* [Task]:
Give the number of lines in the data below where the word "nazotune" appears, and nothing besides.

* [Input material]:
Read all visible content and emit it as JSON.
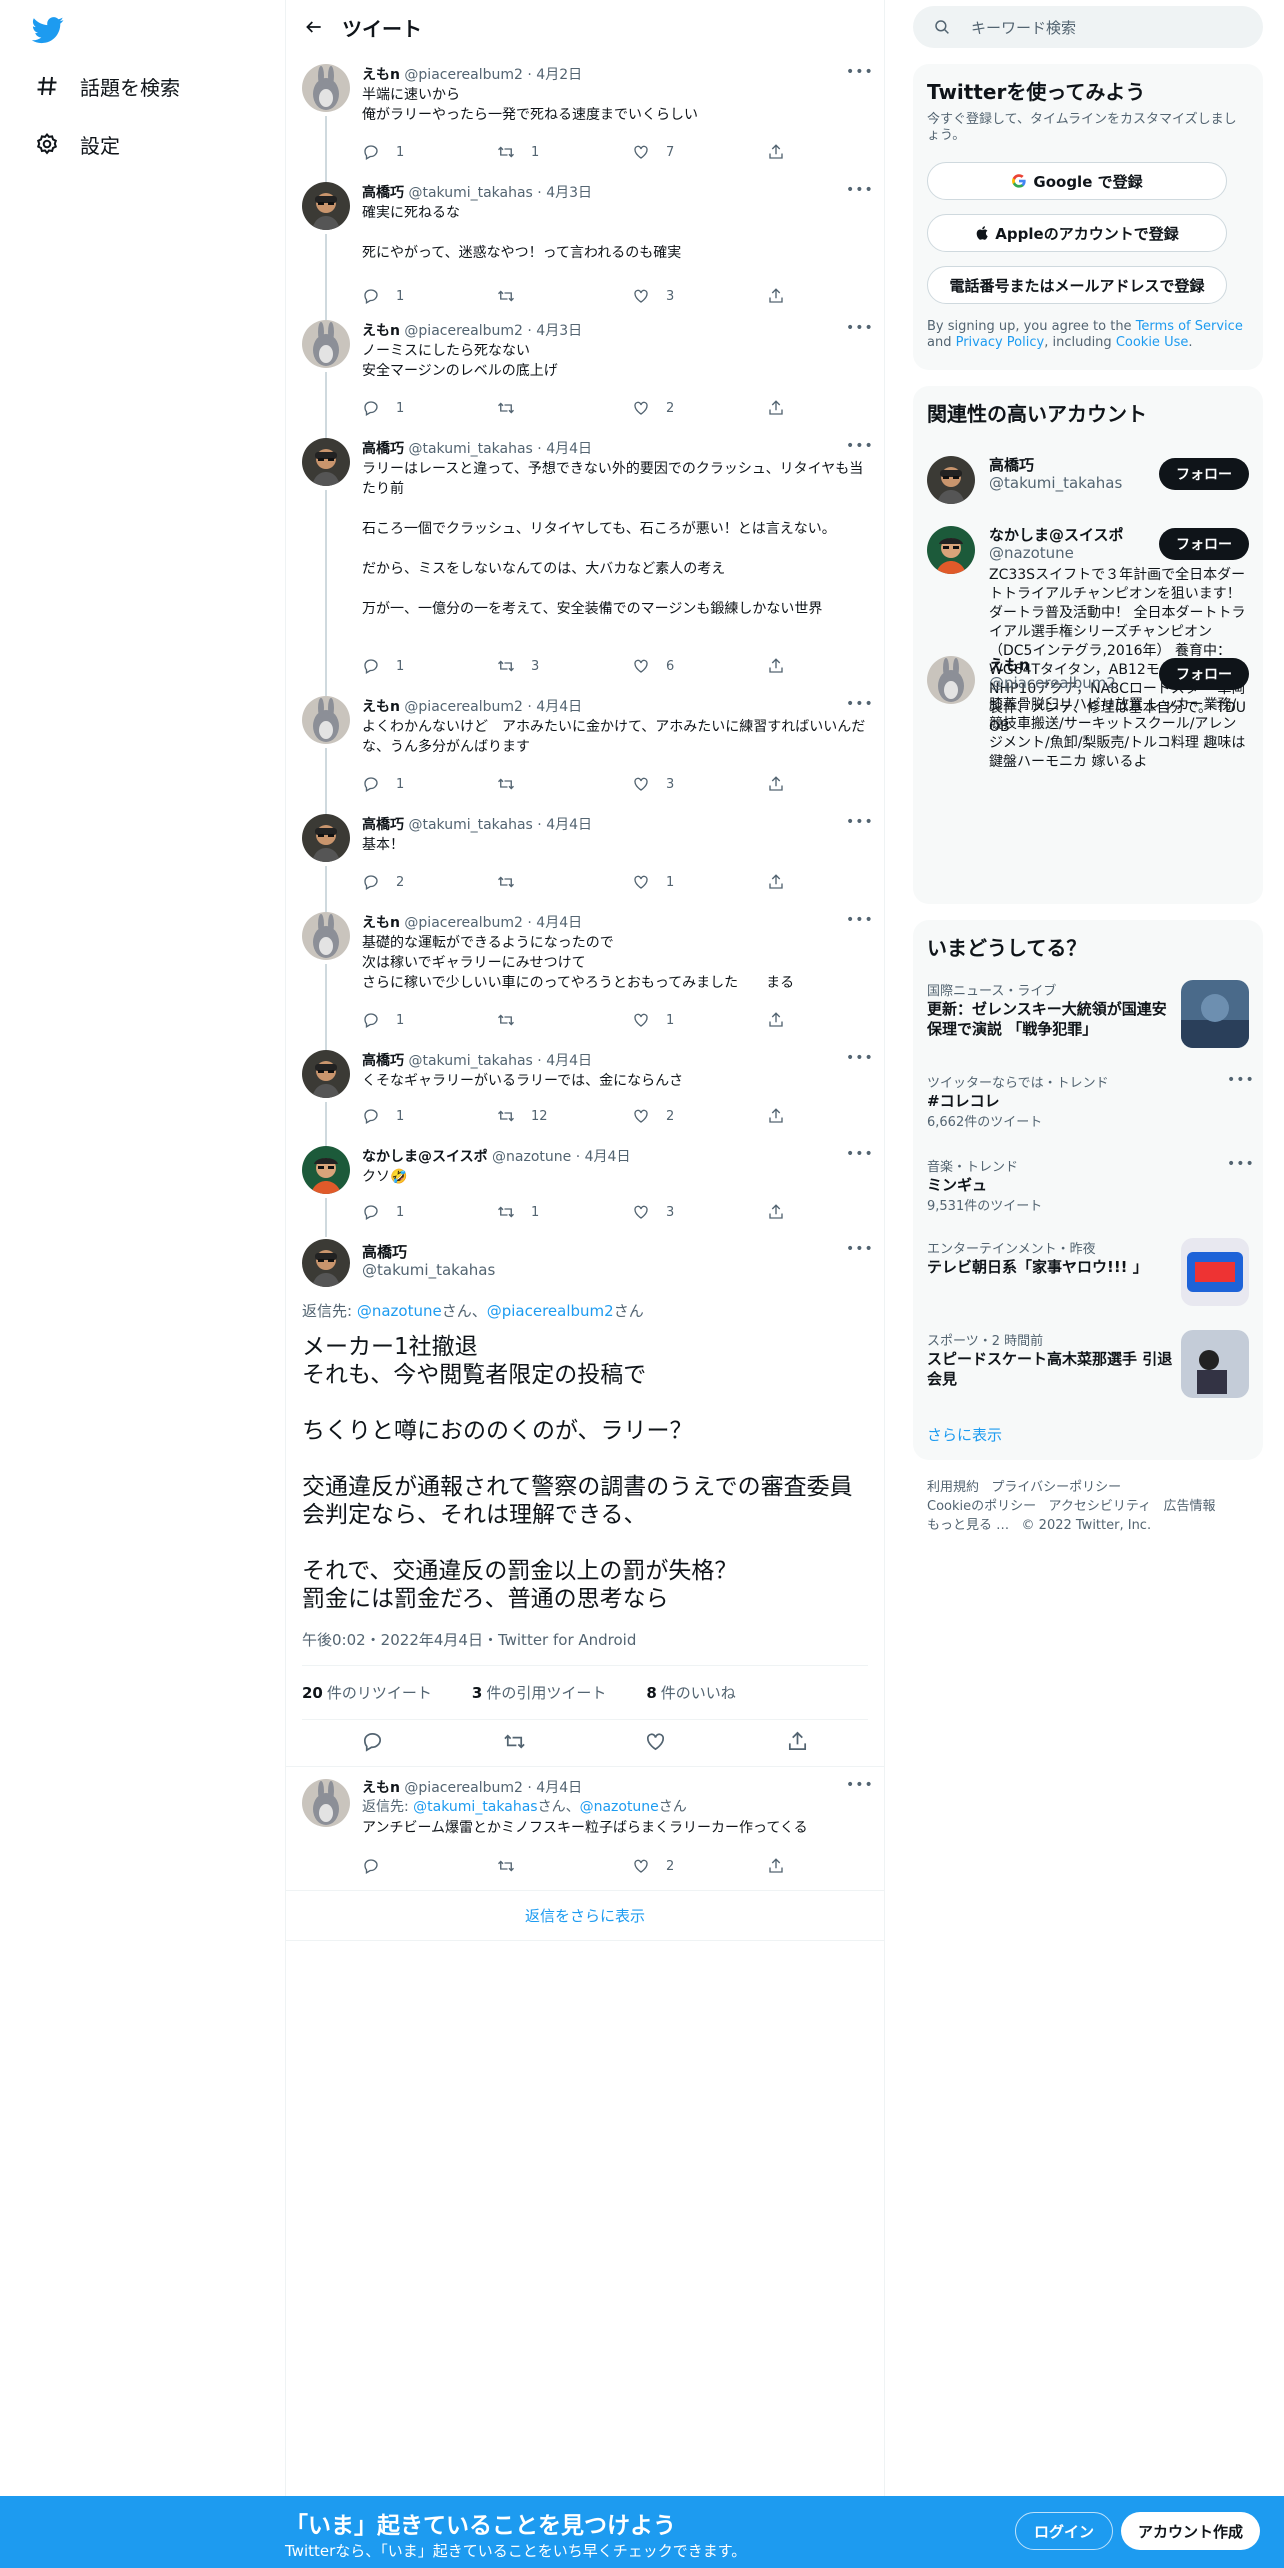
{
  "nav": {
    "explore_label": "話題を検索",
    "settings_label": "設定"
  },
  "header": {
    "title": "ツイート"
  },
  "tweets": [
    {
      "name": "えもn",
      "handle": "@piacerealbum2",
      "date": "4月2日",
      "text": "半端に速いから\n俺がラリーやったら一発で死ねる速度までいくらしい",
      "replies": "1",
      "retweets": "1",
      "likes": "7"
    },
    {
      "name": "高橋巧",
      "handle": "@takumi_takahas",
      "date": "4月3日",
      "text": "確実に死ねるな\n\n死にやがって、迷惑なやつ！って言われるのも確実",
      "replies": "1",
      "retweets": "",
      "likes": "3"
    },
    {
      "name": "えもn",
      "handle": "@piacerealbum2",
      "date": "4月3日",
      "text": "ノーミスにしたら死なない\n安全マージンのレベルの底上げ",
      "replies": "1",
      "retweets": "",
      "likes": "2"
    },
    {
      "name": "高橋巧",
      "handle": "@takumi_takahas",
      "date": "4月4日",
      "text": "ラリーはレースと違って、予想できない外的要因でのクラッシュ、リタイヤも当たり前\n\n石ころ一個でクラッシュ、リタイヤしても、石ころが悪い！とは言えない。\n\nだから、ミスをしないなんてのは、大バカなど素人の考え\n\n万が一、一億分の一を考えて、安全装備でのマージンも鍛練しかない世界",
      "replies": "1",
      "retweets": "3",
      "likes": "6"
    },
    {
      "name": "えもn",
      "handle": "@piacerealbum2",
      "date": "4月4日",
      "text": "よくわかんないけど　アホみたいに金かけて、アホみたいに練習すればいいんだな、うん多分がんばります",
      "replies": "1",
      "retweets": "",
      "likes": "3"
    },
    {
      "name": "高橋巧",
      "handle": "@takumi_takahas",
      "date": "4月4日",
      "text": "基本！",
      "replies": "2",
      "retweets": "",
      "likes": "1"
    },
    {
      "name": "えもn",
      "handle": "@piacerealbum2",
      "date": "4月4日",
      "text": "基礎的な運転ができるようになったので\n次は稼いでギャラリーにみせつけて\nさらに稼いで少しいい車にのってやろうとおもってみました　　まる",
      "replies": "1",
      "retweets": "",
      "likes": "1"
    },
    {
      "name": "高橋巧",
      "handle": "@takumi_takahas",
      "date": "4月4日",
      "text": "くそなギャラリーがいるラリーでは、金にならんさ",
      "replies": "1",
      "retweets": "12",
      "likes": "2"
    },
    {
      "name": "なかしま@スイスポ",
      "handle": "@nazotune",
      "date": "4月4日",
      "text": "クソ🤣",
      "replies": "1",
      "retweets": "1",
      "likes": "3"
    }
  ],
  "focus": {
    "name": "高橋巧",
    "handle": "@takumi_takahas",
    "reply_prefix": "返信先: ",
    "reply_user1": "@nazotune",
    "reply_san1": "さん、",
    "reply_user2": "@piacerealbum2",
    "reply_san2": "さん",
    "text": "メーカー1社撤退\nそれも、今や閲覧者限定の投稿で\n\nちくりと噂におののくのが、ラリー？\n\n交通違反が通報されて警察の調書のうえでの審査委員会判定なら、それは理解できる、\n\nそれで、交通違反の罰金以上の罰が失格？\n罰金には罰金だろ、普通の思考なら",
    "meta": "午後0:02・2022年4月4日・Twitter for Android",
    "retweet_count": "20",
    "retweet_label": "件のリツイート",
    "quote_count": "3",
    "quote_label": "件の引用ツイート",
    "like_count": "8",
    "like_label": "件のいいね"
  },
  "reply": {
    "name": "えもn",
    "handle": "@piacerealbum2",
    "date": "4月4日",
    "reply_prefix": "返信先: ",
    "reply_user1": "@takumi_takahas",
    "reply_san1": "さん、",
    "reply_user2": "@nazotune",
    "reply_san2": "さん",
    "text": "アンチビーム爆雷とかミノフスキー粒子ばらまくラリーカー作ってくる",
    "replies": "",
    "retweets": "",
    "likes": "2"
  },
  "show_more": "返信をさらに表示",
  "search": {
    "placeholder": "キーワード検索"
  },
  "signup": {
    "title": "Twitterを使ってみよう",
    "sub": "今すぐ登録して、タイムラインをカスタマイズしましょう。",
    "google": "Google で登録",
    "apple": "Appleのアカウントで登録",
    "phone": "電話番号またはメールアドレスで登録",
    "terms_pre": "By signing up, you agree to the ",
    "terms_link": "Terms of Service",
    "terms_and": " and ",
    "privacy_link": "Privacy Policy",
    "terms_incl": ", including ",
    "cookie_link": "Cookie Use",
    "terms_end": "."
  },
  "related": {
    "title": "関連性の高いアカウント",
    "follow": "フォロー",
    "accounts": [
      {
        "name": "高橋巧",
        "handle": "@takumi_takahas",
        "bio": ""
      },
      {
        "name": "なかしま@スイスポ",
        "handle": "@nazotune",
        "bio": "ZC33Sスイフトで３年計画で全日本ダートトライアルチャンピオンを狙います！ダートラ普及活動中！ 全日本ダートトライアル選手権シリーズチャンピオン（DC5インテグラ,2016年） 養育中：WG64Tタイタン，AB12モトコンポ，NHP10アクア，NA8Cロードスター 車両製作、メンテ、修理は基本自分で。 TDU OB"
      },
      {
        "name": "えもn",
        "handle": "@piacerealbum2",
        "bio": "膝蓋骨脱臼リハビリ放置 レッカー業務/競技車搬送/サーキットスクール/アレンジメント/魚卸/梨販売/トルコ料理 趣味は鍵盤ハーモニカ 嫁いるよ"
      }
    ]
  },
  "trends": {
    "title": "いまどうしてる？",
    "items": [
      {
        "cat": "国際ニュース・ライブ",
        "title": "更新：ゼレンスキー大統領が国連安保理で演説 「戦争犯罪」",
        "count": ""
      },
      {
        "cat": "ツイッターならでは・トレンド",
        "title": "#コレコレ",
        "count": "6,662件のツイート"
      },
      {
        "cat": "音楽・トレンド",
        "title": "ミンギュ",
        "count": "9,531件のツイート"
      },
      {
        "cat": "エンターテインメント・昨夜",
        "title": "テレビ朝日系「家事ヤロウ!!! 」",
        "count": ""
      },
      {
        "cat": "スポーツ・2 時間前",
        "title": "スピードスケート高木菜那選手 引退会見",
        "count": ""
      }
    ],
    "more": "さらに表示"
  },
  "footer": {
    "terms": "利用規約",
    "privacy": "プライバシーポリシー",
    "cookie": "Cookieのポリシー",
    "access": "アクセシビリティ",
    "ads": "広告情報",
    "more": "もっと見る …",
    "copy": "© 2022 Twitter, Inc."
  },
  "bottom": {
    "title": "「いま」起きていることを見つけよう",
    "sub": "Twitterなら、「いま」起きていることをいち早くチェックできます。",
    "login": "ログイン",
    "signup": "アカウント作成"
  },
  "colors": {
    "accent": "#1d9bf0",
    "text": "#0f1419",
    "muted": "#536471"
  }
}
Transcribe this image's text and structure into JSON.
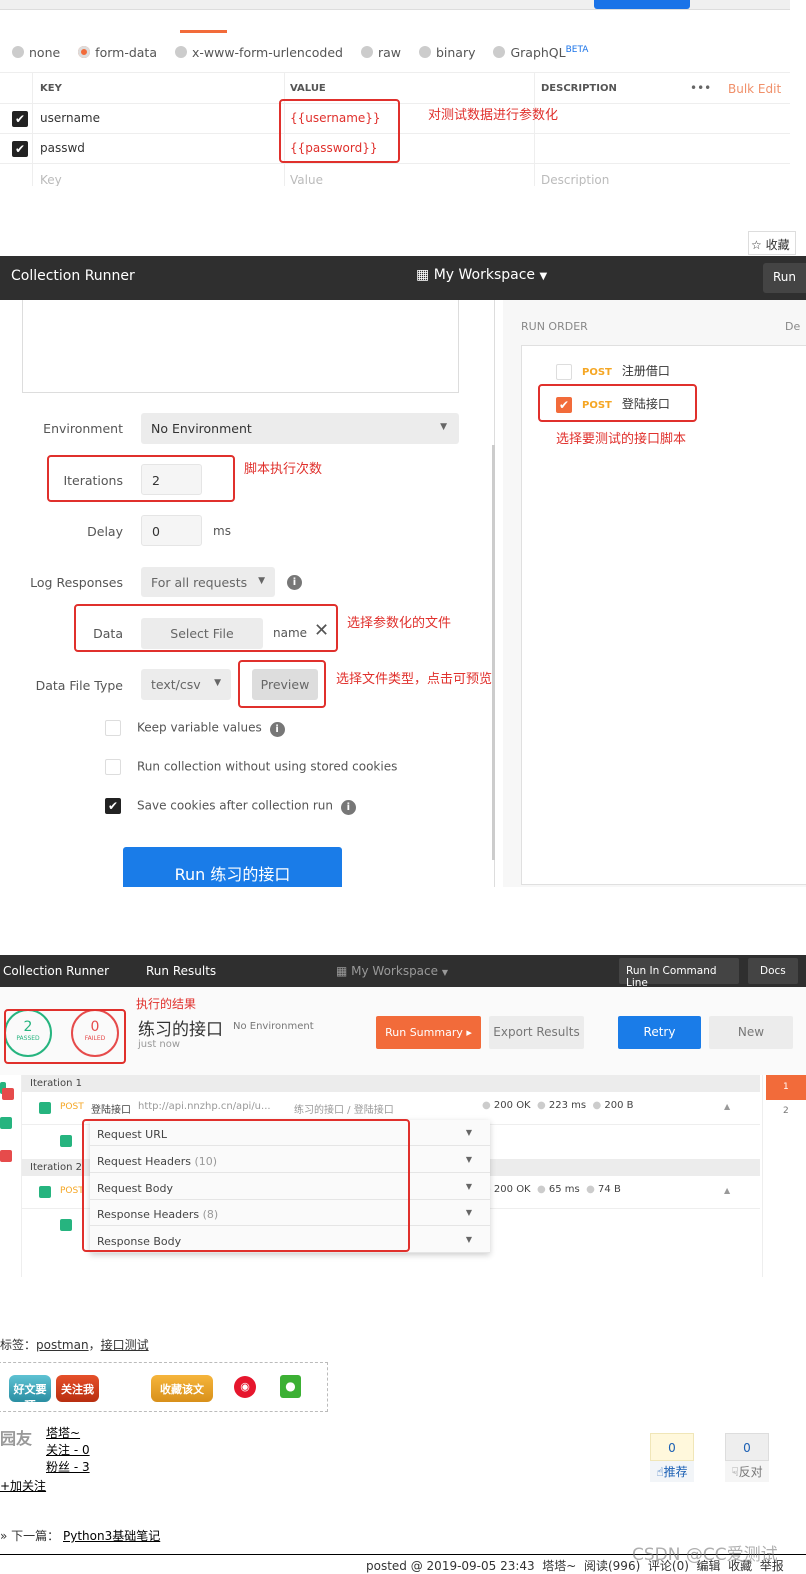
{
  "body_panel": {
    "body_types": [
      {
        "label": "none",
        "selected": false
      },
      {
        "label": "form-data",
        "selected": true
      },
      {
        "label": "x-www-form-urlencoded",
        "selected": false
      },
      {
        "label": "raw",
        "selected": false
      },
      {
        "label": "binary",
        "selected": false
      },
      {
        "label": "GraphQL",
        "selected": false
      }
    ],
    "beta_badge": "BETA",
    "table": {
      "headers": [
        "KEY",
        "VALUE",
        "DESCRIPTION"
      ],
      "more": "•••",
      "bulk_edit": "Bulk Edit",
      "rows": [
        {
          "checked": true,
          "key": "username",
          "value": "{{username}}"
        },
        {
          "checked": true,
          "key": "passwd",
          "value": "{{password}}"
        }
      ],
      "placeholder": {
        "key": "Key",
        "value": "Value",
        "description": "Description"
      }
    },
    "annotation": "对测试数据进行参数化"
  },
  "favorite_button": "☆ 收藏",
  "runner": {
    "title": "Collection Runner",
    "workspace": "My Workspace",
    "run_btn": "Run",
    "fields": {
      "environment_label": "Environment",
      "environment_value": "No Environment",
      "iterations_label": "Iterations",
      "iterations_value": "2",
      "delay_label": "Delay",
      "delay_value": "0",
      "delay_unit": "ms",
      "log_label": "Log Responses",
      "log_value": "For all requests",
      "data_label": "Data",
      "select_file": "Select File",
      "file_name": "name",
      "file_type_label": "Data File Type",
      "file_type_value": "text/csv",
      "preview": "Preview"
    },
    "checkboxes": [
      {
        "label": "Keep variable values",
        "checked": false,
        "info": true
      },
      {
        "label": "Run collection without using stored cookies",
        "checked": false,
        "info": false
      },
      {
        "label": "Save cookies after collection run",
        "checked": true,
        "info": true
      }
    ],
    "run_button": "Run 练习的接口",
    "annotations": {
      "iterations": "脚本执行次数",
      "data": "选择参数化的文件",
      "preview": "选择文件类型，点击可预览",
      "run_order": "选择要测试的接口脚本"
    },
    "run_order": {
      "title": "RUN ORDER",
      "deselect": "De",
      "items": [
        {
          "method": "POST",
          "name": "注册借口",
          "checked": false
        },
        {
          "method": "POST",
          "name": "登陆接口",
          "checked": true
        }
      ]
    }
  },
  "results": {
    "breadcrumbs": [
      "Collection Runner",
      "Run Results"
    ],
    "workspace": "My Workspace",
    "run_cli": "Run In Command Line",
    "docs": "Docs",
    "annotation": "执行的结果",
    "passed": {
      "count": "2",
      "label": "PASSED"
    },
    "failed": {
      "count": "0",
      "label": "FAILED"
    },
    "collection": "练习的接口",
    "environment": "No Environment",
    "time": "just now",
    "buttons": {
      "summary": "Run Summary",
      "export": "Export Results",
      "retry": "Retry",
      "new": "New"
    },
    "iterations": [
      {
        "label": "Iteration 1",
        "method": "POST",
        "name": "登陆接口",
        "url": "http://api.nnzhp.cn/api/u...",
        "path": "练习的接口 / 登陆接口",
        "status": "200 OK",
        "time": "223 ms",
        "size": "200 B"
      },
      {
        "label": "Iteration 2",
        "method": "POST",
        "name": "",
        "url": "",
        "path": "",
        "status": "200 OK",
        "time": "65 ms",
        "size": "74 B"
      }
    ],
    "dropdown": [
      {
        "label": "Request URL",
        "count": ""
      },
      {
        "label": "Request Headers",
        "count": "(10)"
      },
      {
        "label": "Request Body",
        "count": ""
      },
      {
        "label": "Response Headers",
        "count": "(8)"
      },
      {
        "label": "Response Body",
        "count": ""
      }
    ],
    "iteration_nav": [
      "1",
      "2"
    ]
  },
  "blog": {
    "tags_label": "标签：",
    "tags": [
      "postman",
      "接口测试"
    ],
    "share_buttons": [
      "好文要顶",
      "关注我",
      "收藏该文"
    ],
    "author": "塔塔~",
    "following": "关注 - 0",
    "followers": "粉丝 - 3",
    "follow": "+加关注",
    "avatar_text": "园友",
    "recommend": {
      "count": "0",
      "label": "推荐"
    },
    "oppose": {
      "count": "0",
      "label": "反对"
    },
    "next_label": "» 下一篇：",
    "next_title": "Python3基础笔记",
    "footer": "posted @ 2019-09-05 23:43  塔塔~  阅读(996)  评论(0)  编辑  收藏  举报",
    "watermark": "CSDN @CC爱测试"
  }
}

* [Expected answer]:
4